* [EXERCISE GOAL]
Would you filter the listing below so that only lines with the word "data" remain?

* [SUPPLIED ENTRIES]
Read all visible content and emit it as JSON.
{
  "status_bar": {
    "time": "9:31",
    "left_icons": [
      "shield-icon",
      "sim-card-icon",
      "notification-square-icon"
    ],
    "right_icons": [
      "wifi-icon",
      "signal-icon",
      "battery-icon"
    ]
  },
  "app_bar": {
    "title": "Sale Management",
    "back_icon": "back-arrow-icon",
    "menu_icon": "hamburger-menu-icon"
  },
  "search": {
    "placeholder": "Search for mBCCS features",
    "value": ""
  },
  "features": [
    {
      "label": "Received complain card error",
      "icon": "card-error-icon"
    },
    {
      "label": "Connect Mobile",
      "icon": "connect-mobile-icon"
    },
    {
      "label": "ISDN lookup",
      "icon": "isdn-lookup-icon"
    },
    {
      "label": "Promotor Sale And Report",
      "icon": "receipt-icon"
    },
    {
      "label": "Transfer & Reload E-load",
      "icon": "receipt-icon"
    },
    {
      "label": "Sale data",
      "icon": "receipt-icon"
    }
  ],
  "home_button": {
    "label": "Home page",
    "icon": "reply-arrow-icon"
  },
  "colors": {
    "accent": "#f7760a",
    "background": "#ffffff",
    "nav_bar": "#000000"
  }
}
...
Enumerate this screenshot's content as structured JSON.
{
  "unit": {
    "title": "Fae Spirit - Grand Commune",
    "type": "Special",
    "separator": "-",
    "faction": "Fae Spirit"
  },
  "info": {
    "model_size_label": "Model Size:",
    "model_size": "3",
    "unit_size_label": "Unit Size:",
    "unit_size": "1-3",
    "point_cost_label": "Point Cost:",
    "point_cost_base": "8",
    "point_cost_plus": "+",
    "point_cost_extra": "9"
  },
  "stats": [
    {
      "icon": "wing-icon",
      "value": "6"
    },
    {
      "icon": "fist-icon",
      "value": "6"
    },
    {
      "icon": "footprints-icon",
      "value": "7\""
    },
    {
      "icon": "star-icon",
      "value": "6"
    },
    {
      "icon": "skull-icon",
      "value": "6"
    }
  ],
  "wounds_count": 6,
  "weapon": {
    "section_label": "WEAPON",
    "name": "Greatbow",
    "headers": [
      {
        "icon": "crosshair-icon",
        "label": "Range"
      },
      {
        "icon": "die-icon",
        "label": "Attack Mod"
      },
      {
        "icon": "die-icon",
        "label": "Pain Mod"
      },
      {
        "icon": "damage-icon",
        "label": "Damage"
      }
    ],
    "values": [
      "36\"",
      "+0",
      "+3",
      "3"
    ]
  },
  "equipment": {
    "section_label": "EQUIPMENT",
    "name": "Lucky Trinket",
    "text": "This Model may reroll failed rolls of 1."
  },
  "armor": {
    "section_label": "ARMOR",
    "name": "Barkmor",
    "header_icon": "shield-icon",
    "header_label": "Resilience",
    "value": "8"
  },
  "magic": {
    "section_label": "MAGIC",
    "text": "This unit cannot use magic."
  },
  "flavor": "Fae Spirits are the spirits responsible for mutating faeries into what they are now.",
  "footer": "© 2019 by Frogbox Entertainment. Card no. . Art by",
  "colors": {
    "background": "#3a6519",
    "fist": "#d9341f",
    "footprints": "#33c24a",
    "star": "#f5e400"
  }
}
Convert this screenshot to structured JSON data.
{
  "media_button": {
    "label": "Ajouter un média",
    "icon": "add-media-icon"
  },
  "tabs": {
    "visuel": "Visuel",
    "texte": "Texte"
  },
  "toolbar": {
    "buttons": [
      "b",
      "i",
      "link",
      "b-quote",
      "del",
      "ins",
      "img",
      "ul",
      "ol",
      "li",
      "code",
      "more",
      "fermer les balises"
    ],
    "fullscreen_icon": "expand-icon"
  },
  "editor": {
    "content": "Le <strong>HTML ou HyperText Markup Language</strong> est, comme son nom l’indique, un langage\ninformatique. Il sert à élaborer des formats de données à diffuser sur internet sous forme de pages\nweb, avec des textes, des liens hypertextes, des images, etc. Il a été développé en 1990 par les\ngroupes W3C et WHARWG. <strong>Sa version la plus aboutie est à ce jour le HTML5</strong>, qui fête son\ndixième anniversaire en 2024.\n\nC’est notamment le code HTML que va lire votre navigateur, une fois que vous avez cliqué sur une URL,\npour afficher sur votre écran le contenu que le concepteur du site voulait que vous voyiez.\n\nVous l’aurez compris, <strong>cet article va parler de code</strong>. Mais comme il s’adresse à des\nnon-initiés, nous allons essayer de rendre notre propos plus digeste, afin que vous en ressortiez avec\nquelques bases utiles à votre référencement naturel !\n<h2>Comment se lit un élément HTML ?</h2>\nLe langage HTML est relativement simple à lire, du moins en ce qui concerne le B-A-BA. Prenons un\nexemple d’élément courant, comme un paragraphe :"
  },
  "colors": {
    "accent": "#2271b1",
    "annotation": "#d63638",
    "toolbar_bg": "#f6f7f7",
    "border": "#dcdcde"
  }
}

* [ANSWER SECTION]
      "label": "Sale data",
Convert this screenshot to structured JSON data.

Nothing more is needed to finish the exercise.